The purpose of this study was to assess the chronic effects of lesions of the nucleus tractus solitarii on the cardiovascular activity of rats. Arterial pressure and heart rate were recorded in conscious, unrestrained rats 7-216 days following placement of electrolytic lesions in the nucleus tractus solitarii. To assess the impact of environmental stimuli on the mean level and lability of the mean arterial pressure, cardiovascular activity was recorded under conditions of controlled and uncontrolled environmental stimulation. Nucleus tractus solitarii lesions abolished the reflex bradycardia to a phenylephrine-induced elevation in arterial pressure. A marked increase in the lability of the mean arterial pressure was produced with nucleus tractus solitarii lesions.
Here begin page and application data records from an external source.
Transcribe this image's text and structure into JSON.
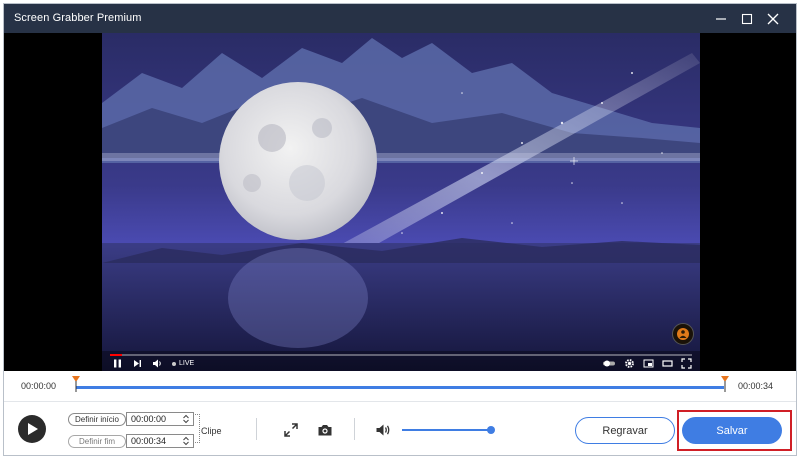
{
  "window": {
    "title": "Screen Grabber Premium",
    "controls": [
      "minimize-icon",
      "maximize-icon",
      "close-icon"
    ]
  },
  "player": {
    "overlay": {
      "live_label": "LIVE",
      "left_icons": [
        "pause-icon",
        "next-icon",
        "volume-icon"
      ],
      "right_icons": [
        "autoplay-toggle-icon",
        "settings-gear-icon",
        "miniplayer-icon",
        "theater-icon",
        "fullscreen-icon"
      ]
    },
    "progress_fraction": 0.02
  },
  "timeline": {
    "start": "00:00:00",
    "end": "00:00:34"
  },
  "controls": {
    "set_start_label": "Definir início",
    "set_start_value": "00:00:00",
    "set_end_label": "Definir fim",
    "set_end_value": "00:00:34",
    "clip_label": "Clipe",
    "volume_level": 1.0,
    "rerecord_label": "Regravar",
    "save_label": "Salvar"
  },
  "colors": {
    "titlebar": "#273246",
    "accent": "#3f7de3",
    "highlight": "#d01f26"
  }
}
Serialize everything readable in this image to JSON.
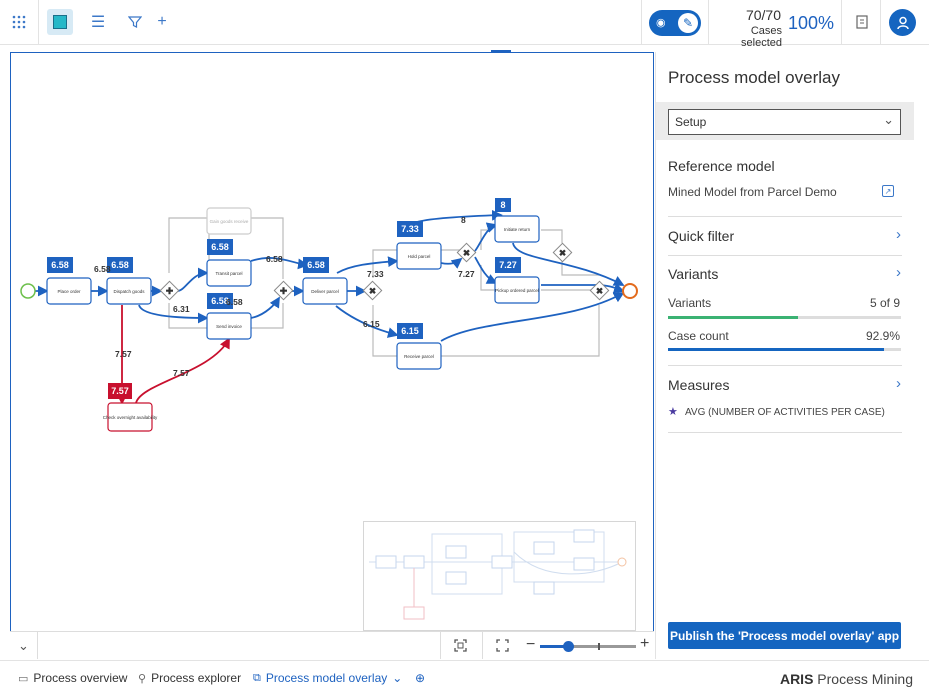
{
  "toolbar": {
    "apps_icon": "grid-icon",
    "edit_icon": "pencil-icon",
    "menu_icon": "hamburger-icon",
    "filter_icon": "filter-icon",
    "add_icon": "plus-icon",
    "cases_count": "70/70",
    "cases_label": "Cases selected",
    "cases_percent": "100%",
    "accent": "#1565c0"
  },
  "panel": {
    "title": "Process model overlay",
    "setup_value": "Setup",
    "reference_title": "Reference model",
    "reference_value": "Mined Model from Parcel Demo",
    "quick_filter": "Quick filter",
    "variants_title": "Variants",
    "variants_label": "Variants",
    "variants_value": "5 of 9",
    "variants_fraction": 0.556,
    "case_count_label": "Case count",
    "case_count_value": "92.9%",
    "case_count_fraction": 0.929,
    "measures_title": "Measures",
    "measure_item": "AVG (NUMBER OF ACTIVITIES PER CASE)",
    "publish_label": "Publish the 'Process model overlay' app"
  },
  "model": {
    "nodes": [
      {
        "label": "Place order"
      },
      {
        "label": "Dispatch goods"
      },
      {
        "label": "Transit parcel"
      },
      {
        "label": "Send invoice"
      },
      {
        "label": "Deliver parcel"
      },
      {
        "label": "Hold parcel"
      },
      {
        "label": "Initiate return"
      },
      {
        "label": "Pickup ordered parcel"
      },
      {
        "label": "Receive parcel"
      },
      {
        "label": "Check overnight availability"
      },
      {
        "label": "Gain goods receive"
      }
    ],
    "badges": [
      "6.58",
      "6.58",
      "6.58",
      "6.58",
      "6.58",
      "7.33",
      "8",
      "7.27",
      "6.15",
      "7.57"
    ],
    "edge_labels": [
      "6.58",
      "6.58",
      "6.31",
      "6.58",
      "7.33",
      "7.27",
      "8",
      "6.15",
      "7.57",
      "7.57"
    ]
  },
  "tabs": [
    {
      "label": "Process overview",
      "icon": "overview-icon"
    },
    {
      "label": "Process explorer",
      "icon": "explorer-icon"
    },
    {
      "label": "Process model overlay",
      "icon": "overlay-icon"
    }
  ],
  "brand": {
    "bold": "ARIS",
    "rest": " Process Mining"
  }
}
The standard deviation of the mean arterial pressure, an index of lability, was 380% greater in rats with lesions than in control rats. The average mean arterial pressure, heart rate and heart rate variability were not significantly different between the lesion and control groups, regardless of the environmental conditions under which the measurements were made. Nucleus tractus solitarii lesions also greatly exaggerated the arterial pressure response to naturally occurring behaviors, such as eating and drinking. Vagal and beta-adrenergic blockade with methyl atropine and propranolol did not alter the average level or lability of the mean arterial pressure, although heart rate responses were similar in both groups. alpha-Receptor blockade with prazosin significantly lowered the mean arterial pressure in both lesion and control rats, but the decrease in mean arterial pressure was significantly greater in rats with nucleus tractus solitarii lesions (42 +/- 6 mm Hg, 38.5%) than in control rats (27 +/- 4 mm Hg, 23.2%). Prazosin also reduced the lability of the mean arterial pressure to control levels in rats with lesions. Thus, the chronic effects of nucleus tractus solitarii lesions in rats are to abolish the cardiomotor component of the baroreflexes and to produce extreme lability of the arterial pressure without altering the average level of the mean arterial pressure. Exaggerated blood pressure responses are seen in association with various behaviors. These effects are mediated primarily by changes in sympathetic discharge to the vasculature and are independent of the ambient level of environmental stimuli.
- Copyright © 1984 by American Heart Association